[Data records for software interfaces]
Content starts

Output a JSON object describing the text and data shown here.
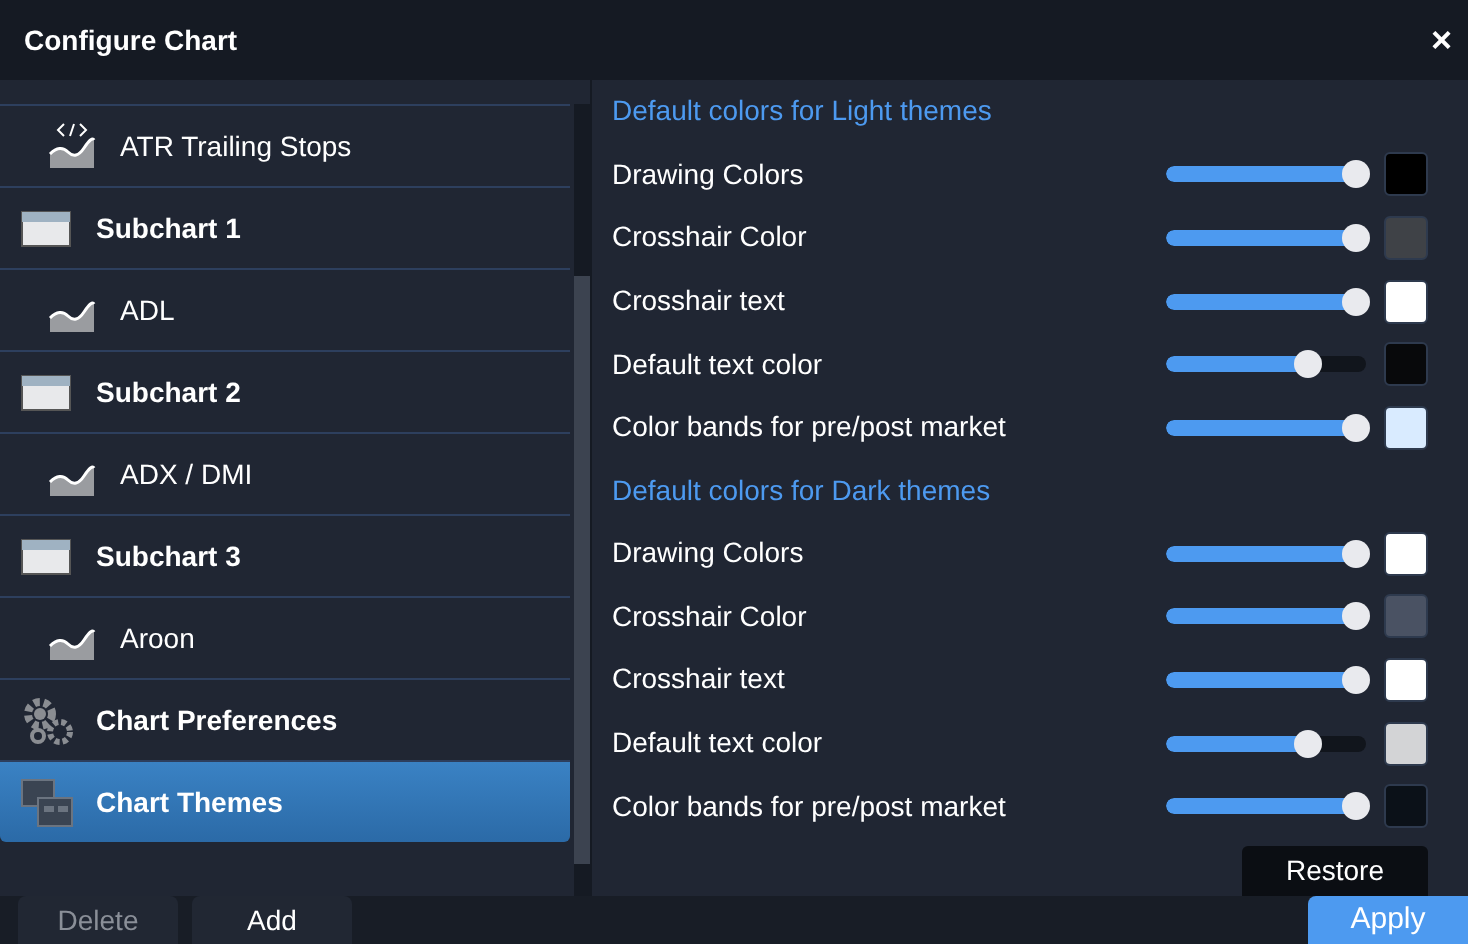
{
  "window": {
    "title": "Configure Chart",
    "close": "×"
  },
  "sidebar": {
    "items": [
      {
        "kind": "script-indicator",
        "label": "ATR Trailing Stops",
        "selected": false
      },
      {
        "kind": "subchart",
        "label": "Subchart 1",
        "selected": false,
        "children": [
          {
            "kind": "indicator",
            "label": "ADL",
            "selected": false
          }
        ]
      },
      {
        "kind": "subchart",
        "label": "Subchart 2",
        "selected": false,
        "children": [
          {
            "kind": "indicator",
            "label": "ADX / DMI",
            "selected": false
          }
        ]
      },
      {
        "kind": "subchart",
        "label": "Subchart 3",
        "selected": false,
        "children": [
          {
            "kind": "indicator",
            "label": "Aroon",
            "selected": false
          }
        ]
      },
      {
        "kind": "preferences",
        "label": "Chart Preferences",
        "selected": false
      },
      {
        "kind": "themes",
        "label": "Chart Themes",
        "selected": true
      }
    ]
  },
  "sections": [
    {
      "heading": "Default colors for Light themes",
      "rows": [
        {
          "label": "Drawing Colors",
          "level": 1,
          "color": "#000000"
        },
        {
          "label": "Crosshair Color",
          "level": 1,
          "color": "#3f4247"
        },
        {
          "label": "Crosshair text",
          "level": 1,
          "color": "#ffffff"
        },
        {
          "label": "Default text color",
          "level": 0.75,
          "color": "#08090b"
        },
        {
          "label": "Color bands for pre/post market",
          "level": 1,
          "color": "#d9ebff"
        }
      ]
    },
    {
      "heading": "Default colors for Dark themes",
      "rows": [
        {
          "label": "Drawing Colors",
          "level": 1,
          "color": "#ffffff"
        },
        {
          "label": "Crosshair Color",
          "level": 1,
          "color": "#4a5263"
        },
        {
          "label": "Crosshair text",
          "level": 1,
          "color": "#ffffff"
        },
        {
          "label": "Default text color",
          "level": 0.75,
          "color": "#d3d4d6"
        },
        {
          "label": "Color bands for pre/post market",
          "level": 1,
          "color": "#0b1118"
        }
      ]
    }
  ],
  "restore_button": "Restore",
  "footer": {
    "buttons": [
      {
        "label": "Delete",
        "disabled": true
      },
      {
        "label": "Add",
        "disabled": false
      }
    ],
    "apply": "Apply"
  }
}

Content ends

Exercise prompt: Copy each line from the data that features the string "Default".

Exercise answer:
      "heading": "Default colors for Light themes",
          "label": "Default text color",
      "heading": "Default colors for Dark themes",
          "label": "Default text color",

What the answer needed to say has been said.